Supplied entries below:
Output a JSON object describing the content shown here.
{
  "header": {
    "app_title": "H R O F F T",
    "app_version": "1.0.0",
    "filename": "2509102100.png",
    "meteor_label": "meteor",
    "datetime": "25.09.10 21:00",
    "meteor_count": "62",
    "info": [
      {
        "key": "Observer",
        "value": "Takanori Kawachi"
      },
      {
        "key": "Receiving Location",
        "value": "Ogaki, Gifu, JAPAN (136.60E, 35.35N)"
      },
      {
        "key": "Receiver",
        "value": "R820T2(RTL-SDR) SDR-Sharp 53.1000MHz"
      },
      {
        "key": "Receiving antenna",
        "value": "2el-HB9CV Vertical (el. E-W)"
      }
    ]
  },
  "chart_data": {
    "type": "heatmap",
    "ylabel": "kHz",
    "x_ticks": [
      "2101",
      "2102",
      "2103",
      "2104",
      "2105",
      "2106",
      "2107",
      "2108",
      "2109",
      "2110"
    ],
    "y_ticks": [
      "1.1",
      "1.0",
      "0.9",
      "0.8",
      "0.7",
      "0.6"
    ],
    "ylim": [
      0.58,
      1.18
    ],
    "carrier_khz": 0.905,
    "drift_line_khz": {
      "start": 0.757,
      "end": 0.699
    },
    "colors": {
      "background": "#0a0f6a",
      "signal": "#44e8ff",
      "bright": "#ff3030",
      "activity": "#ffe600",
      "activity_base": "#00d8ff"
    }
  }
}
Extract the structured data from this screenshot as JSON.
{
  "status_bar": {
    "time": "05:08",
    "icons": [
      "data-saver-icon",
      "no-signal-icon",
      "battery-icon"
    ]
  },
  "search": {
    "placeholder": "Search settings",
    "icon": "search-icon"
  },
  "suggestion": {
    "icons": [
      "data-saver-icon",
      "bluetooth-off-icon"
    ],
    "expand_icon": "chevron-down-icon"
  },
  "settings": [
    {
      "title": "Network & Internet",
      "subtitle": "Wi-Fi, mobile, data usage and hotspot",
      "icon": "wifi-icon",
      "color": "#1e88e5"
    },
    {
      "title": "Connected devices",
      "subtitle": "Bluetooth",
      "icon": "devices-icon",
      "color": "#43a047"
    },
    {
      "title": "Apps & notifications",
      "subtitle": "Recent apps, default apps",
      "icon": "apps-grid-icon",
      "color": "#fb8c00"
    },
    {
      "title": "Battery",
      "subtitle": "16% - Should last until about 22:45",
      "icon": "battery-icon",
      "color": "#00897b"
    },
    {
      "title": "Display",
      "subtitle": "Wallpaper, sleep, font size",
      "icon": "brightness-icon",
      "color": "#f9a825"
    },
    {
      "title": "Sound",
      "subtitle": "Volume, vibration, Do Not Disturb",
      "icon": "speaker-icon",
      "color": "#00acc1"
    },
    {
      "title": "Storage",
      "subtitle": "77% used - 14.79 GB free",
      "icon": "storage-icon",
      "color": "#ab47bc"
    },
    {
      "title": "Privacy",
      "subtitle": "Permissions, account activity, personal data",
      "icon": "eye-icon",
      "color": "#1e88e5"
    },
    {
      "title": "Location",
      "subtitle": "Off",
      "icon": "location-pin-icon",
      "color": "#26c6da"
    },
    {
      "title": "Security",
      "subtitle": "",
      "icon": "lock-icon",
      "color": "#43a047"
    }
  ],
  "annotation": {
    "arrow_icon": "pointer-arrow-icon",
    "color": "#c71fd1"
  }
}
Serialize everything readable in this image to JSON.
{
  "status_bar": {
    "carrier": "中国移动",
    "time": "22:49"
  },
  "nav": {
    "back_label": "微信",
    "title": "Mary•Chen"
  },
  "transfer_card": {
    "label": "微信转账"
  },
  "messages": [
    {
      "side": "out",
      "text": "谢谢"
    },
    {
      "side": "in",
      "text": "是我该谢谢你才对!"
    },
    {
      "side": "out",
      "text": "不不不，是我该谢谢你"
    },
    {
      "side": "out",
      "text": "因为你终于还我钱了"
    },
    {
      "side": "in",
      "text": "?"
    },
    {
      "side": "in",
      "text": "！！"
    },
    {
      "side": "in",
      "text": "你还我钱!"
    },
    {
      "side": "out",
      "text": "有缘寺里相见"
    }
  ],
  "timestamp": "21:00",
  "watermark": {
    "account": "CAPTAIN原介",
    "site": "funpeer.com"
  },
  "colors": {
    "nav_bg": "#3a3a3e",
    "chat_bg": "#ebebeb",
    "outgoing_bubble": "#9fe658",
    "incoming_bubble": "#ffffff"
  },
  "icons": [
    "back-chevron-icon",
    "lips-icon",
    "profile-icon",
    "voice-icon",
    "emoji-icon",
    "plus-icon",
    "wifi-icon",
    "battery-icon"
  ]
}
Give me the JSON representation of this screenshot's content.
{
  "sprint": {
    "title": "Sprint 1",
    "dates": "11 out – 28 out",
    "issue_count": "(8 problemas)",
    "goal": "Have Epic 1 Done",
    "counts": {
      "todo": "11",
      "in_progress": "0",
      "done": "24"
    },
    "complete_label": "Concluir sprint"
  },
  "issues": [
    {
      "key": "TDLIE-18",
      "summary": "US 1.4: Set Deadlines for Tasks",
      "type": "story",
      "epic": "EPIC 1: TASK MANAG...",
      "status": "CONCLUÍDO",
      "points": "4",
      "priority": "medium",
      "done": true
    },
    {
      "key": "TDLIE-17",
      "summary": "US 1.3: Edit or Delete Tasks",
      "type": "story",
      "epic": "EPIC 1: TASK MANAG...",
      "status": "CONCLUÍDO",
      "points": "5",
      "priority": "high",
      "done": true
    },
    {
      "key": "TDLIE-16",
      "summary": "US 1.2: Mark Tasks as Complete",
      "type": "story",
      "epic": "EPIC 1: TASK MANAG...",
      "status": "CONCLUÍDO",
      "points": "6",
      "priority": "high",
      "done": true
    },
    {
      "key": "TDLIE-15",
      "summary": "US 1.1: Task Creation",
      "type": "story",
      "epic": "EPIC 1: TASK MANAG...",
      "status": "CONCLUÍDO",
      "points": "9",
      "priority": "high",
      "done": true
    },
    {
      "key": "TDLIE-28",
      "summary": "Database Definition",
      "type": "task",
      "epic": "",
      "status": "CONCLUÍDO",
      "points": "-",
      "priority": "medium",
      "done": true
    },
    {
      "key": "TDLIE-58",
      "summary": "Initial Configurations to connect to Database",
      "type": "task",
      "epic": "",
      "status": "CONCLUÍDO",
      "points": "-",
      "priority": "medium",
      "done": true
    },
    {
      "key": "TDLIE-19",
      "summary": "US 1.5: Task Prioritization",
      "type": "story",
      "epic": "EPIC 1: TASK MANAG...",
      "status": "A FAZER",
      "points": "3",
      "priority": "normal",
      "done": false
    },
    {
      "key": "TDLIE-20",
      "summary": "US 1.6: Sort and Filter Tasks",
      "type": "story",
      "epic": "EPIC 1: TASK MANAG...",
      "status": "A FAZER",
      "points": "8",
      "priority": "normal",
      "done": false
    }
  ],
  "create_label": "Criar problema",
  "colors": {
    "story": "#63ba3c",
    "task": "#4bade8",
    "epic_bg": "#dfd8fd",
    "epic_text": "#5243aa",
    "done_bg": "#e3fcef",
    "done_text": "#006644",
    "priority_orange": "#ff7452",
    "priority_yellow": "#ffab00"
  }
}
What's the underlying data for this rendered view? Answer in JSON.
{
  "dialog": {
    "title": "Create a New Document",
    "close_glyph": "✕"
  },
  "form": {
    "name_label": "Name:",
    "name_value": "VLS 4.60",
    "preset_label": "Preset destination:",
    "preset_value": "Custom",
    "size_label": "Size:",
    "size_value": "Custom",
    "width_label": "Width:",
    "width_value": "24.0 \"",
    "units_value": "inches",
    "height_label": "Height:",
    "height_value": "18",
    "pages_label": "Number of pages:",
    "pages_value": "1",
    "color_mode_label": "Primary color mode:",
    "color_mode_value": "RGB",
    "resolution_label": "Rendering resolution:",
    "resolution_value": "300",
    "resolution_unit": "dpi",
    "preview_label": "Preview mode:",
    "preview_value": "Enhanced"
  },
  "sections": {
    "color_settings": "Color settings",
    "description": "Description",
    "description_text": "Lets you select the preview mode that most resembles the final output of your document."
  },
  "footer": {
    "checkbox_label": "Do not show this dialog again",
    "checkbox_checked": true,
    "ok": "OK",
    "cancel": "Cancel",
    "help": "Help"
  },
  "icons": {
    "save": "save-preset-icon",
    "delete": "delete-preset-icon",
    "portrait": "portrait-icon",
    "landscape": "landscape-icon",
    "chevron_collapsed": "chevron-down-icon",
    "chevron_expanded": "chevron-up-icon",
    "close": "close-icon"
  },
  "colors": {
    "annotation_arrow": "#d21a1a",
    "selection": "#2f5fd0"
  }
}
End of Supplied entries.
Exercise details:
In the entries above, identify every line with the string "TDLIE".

Answer for this exercise:
      "key": "TDLIE-18",
      "key": "TDLIE-17",
      "key": "TDLIE-16",
      "key": "TDLIE-15",
      "key": "TDLIE-28",
      "key": "TDLIE-58",
      "key": "TDLIE-19",
      "key": "TDLIE-20",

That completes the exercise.